It includes links to abstracts and where you see a link for "Lecture2Go" there are recorded presentations you can watch.  A few titles that caught my eye include:

"The potential of using crowd-sourced data to re-explore the demography of Victorian Britain"
"Social Network Analysis and Visualization in The Papers of Thomas Jefferson"
and "Uncertain Date, Uncertain Place: Interpreting the History of Jewish Communities in the Byzantine Empire using GIS"

Those were just a few.

Tuesday, July 17, 2012

Presentations from Research Data Access & Preservation Summit

Thanks to Tina Jayroe from U of Wisc-Milwaukee, the first batch of video presentations from the 2012 Research Data Access & Preservation Summit (RDAP) are now available on YouTube.  The conference website can give you more information about the presentations listed below:

Bill Anderson, University of Texas, Austin [RDAP Welcome & Introductions]:

Data Management Plans and Policies panel, moderated by Reagan Moore

Suzanne Allard, DataOne:
Dave Fellinger, Data Direct Networks:
Carol Beaton Meyer, Earth Science Information Partners (ESIP):
Reagen Moore, DataNet Federation Consortium:
Aletia Morgan, Rutgers University Community Repository:
Ryan Stearns, Texas Digital Libraries:
Peter Wittenburg, European Data Infrastructure (EUDAT):

Data Citation panel, moderated by Joe Hourcle
Joe Hourcle, Solar Data Analysis Center, NASA:
Paul Uhlir, National Academy of Sciences (part 1)
Paul Uhlir, National Academy of Sciences (part 2)
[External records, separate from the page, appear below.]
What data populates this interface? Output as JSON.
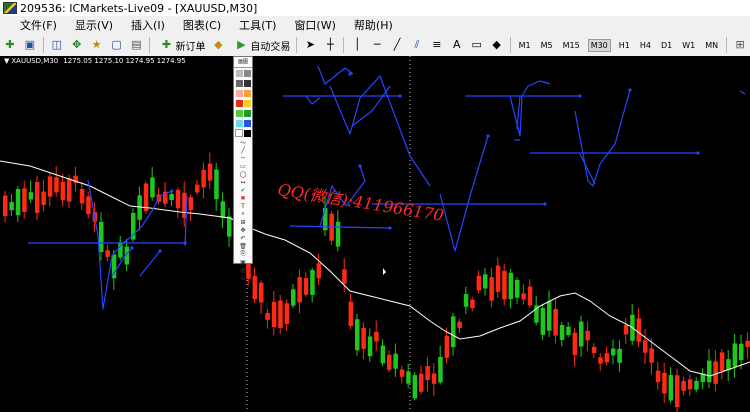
{
  "window": {
    "title": "209536: ICMarkets-Live09 - [XAUUSD,M30]"
  },
  "menu": {
    "items": [
      "文件(F)",
      "显示(V)",
      "插入(I)",
      "图表(C)",
      "工具(T)",
      "窗口(W)",
      "帮助(H)"
    ]
  },
  "toolbar": {
    "new_order_label": "新订单",
    "autotrade_label": "自动交易",
    "timeframes": [
      "M1",
      "M5",
      "M15",
      "M30",
      "H1",
      "H4",
      "D1",
      "W1",
      "MN"
    ],
    "active_timeframe": "M30"
  },
  "chart": {
    "symbol": "XAUUSD,M30",
    "ohlc": "1275.05 1275.10 1274.95 1274.95",
    "watermark": "QQ(微信):411966170",
    "palette_title": "画图",
    "colors": {
      "bull": "#1ec81e",
      "bear": "#ff2a15",
      "ma": "#ffffff",
      "lines": "#2545ff",
      "watermark": "#ff2a2a"
    }
  }
}
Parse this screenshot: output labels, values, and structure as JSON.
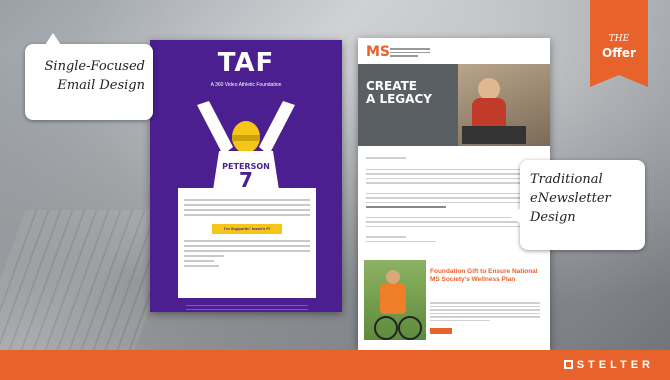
{
  "slide": {
    "offer_tag": {
      "pre": "THE",
      "main": "Offer"
    },
    "callout_left": {
      "line1": "Single-Focused",
      "line2": "Email Design"
    },
    "callout_right": {
      "line1": "Traditional",
      "line2": "eNewsletter",
      "line3": "Design"
    },
    "brand": "STELTER"
  },
  "email1": {
    "logo": "TAF",
    "subtitle": "A 360 Video Athletic Foundation",
    "cta_label": "I'm Supportin' Issan's Fi"
  },
  "email2": {
    "logo": "MS",
    "hero_title_line1": "CREATE",
    "hero_title_line2": "A LEGACY",
    "feature_title": "Foundation Gift to Ensure National MS Society's Wellness Plan"
  },
  "colors": {
    "accent_orange": "#e8622c",
    "taf_purple": "#4b1f8f",
    "taf_gold": "#f5c518"
  }
}
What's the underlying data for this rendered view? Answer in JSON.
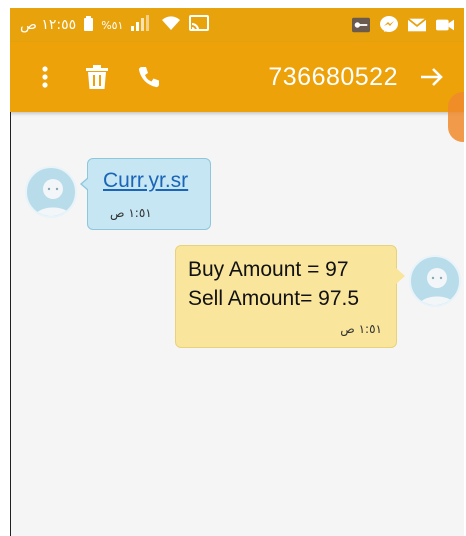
{
  "status_bar": {
    "time": "١٢:٥٥ ص",
    "battery": "%٥١",
    "icons": [
      "battery-icon",
      "signal-icon",
      "wifi-icon",
      "cast-icon",
      "vpn-key-icon",
      "messenger-icon",
      "mail-icon",
      "camera-icon"
    ]
  },
  "header": {
    "phone_number": "736680522",
    "actions": [
      "more-options-icon",
      "delete-icon",
      "call-icon",
      "forward-arrow-icon"
    ],
    "color": "#eda20a"
  },
  "messages": [
    {
      "direction": "incoming",
      "text": "Curr.yr.sr",
      "is_link": true,
      "time": "١:٥١ ص",
      "bubble_color": "#c6e6f3"
    },
    {
      "direction": "outgoing",
      "lines": [
        "Buy Amount = 97",
        "Sell Amount= 97.5"
      ],
      "time": "١:٥١ ص",
      "bubble_color": "#f9e59b"
    }
  ]
}
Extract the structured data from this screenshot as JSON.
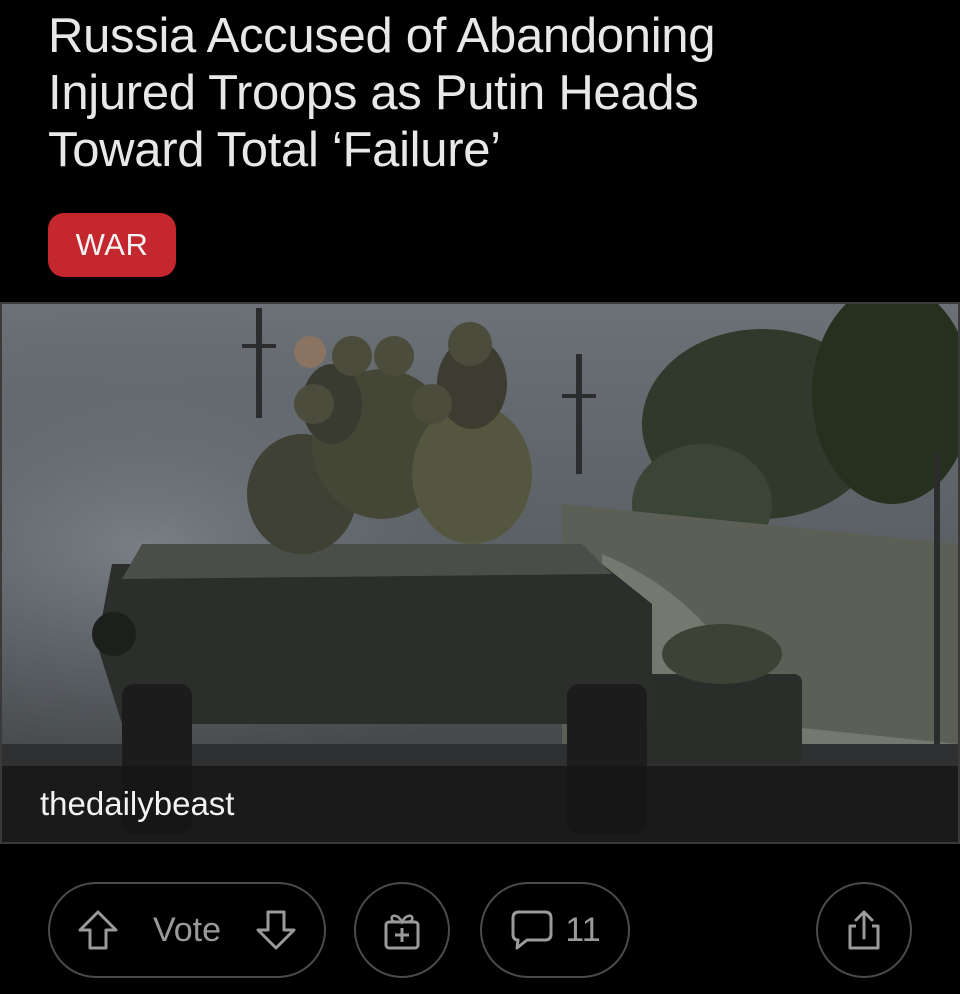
{
  "post": {
    "title_lines": [
      "Russia Accused of Abandoning",
      "Injured Troops as Putin Heads",
      "Toward Total ‘Failure’"
    ],
    "flair": "WAR"
  },
  "media": {
    "source": "thedailybeast",
    "icon": "photo-of-soldiers-on-armored-vehicle"
  },
  "actions": {
    "vote_label": "Vote",
    "comment_count": "11",
    "icons": [
      "upvote-arrow-icon",
      "downvote-arrow-icon",
      "award-gift-icon",
      "comment-bubble-icon",
      "share-icon"
    ]
  },
  "colors": {
    "background": "#000000",
    "flair_bg": "#c5272f",
    "muted": "#9a9a9a"
  }
}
More videos to be posted as time permits.

*UPDATE 7/19/12* More videos posted:

Curation Service Models panel, moderated by Matt Myernick
David Minor, University of California, San Diego:
Barbara Pralle, John Hopkins University:
Michael Witt, Purdue University

SIG-DL Sustainability panel, moderated by Gail Steinhart & Susan Wells Parham
Robert McDonald, Indiana University Libraries:
Oya Rieger, Cornell University Library, arXiv:
Peggy Schaeffer, Dryad Digital Repository:

Training Data Management Practitioners Panel, moderated by Bill Anderson
Kirk Borne, George Mason University:
Peter Fox, Rensselaer Polytechnic Institute:
Jian Qin, Syracuse University:

Reagan Moore [RDAP Summary and Wrap-up]:

Monday, July 16, 2012

New Geoscience Data Journal

The Royal Meteorological Society has partnered with Wiley to publish an open access journal which "will publish short, earth science data papers cross-linked to datasets that have been deposited in approved data centres and awarded DOIs."

From the announcement:
Geoscience Data Journal is online-only and will publish short data papers (articles describing a dataset, giving details including collection, processing, software and file formats) covering topics ranging from weather and climate, to oceanography, atmospheric chemistry and geology. All published data papers will be linked to datasets, which provide details of the collection, processing and file formatting of data.

“Issues around provenance, curation, recognition and discovery of data have always been important, but never as much as over recent years,” said Professor Paul Hardaker, Chief Executive of the Royal Meteorological Society. “Being able to publish data in a peer-reviewed journal not only helps to address many of these challenges, but for the first time will help to recognise the contribution that data and those scientists that work with data make to the wider community.” 
The journal is now accepting papers.  You can find out more information here: http://onlinelibrary.wiley.

Monday, July 9, 2012

Latest Readings Related to Data

Several readings made available recently related to data:

UK Cabinet Office published an Open Data White Paper:
"sets out how we’re putting data and transparency at the heart of government and public services."

UK Information Commissioner released a "consultation on the draft Anonymisation code of practice"
"The code of practice will provide guidance on how to assess the risks of identification and how information can be successfully anonymised."

The Royal Society released a report "Science as an Open Enterprise"
"highlights the need to grapple with the huge deluge of data created by modern technologies in order to preserve the principle of openness and to exploit data in ways that have the potential to create a second open science revolution."